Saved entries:
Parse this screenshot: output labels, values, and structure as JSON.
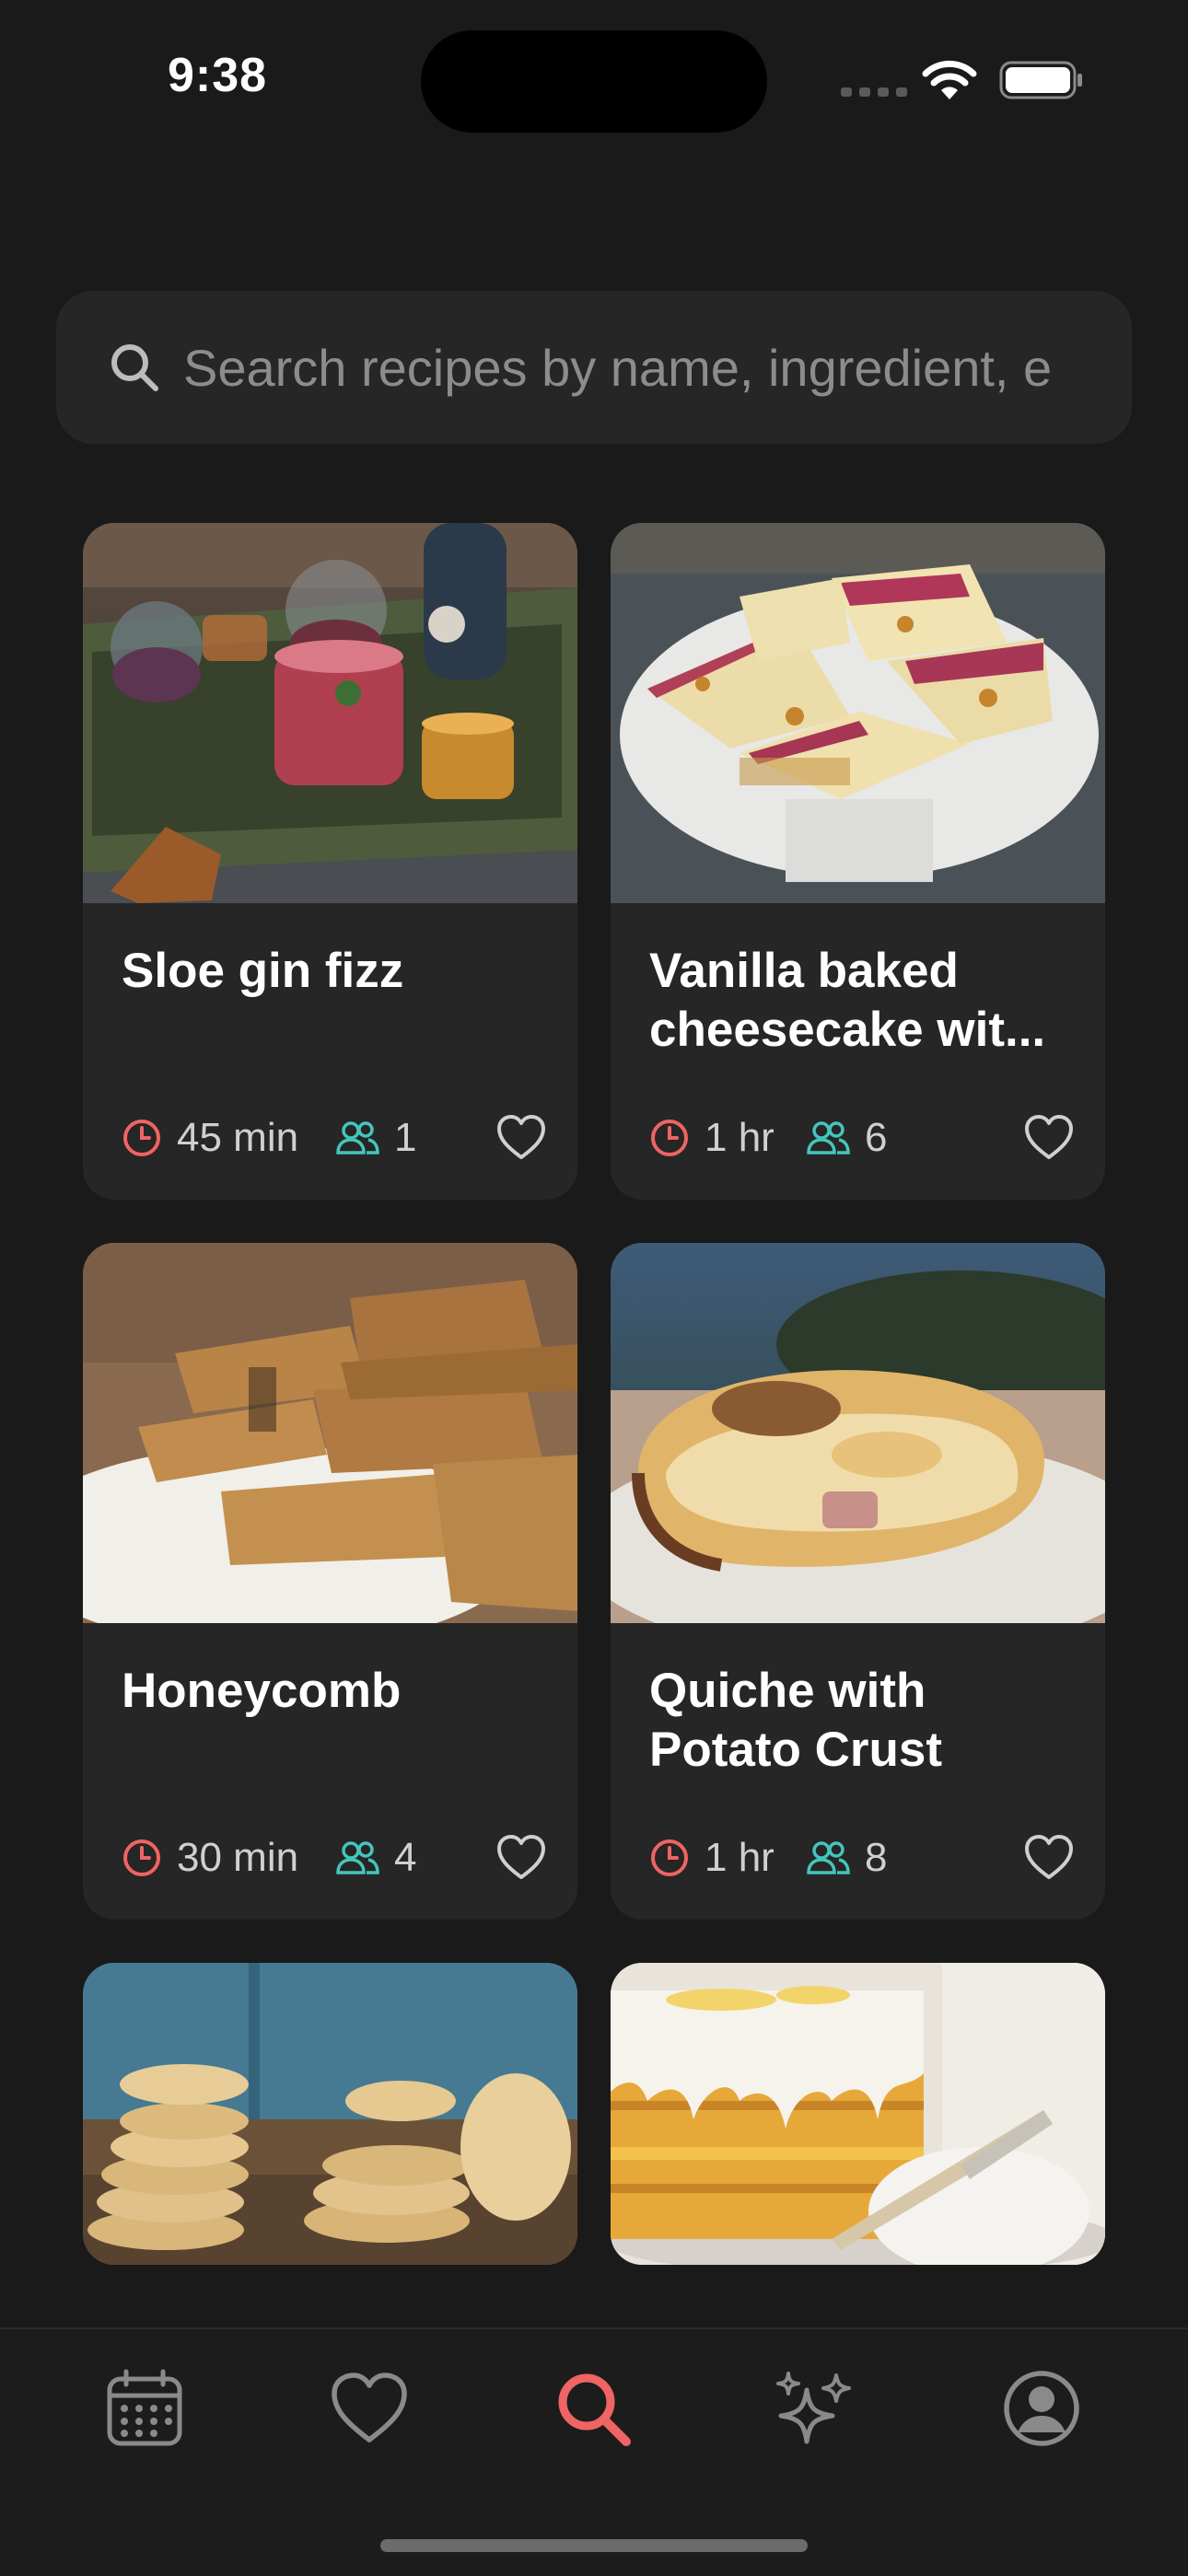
{
  "status": {
    "time": "9:38"
  },
  "search": {
    "placeholder": "Search recipes by name, ingredient, e"
  },
  "colors": {
    "accent": "#f06464",
    "teal": "#43c6bb",
    "background": "#1a1a1a",
    "card": "#262626"
  },
  "recipes": [
    {
      "title": "Sloe gin fizz",
      "time": "45 min",
      "servings": "1",
      "image": "drinks-on-wooden-tray"
    },
    {
      "title": "Vanilla baked cheesecake wit...",
      "time": "1 hr",
      "servings": "6",
      "image": "cheesecake-slices-on-stand"
    },
    {
      "title": "Honeycomb",
      "time": "30 min",
      "servings": "4",
      "image": "honeycomb-toffee-stack"
    },
    {
      "title": "Quiche with Potato Crust",
      "time": "1 hr",
      "servings": "8",
      "image": "quiche-slice-on-plate"
    },
    {
      "title": "",
      "time": "",
      "servings": "",
      "image": "stacked-flatbreads"
    },
    {
      "title": "",
      "time": "",
      "servings": "",
      "image": "lemon-drizzle-cake"
    }
  ],
  "tabs": [
    {
      "name": "calendar",
      "icon": "calendar-icon",
      "active": false
    },
    {
      "name": "favorites",
      "icon": "heart-icon",
      "active": false
    },
    {
      "name": "search",
      "icon": "search-icon",
      "active": true
    },
    {
      "name": "ai",
      "icon": "sparkles-icon",
      "active": false
    },
    {
      "name": "profile",
      "icon": "profile-icon",
      "active": false
    }
  ]
}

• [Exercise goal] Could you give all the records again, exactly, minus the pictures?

• [Task answer]
Parse this screenshot: output labels, values, and structure as JSON.
{
  "status": {
    "time": "9:38"
  },
  "search": {
    "placeholder": "Search recipes by name, ingredient, e"
  },
  "colors": {
    "accent": "#f06464",
    "teal": "#43c6bb",
    "background": "#1a1a1a",
    "card": "#262626"
  },
  "recipes": [
    {
      "title": "Sloe gin fizz",
      "time": "45 min",
      "servings": "1",
      "image": "drinks-on-wooden-tray"
    },
    {
      "title": "Vanilla baked cheesecake wit...",
      "time": "1 hr",
      "servings": "6",
      "image": "cheesecake-slices-on-stand"
    },
    {
      "title": "Honeycomb",
      "time": "30 min",
      "servings": "4",
      "image": "honeycomb-toffee-stack"
    },
    {
      "title": "Quiche with Potato Crust",
      "time": "1 hr",
      "servings": "8",
      "image": "quiche-slice-on-plate"
    },
    {
      "title": "",
      "time": "",
      "servings": "",
      "image": "stacked-flatbreads"
    },
    {
      "title": "",
      "time": "",
      "servings": "",
      "image": "lemon-drizzle-cake"
    }
  ],
  "tabs": [
    {
      "name": "calendar",
      "icon": "calendar-icon",
      "active": false
    },
    {
      "name": "favorites",
      "icon": "heart-icon",
      "active": false
    },
    {
      "name": "search",
      "icon": "search-icon",
      "active": true
    },
    {
      "name": "ai",
      "icon": "sparkles-icon",
      "active": false
    },
    {
      "name": "profile",
      "icon": "profile-icon",
      "active": false
    }
  ]
}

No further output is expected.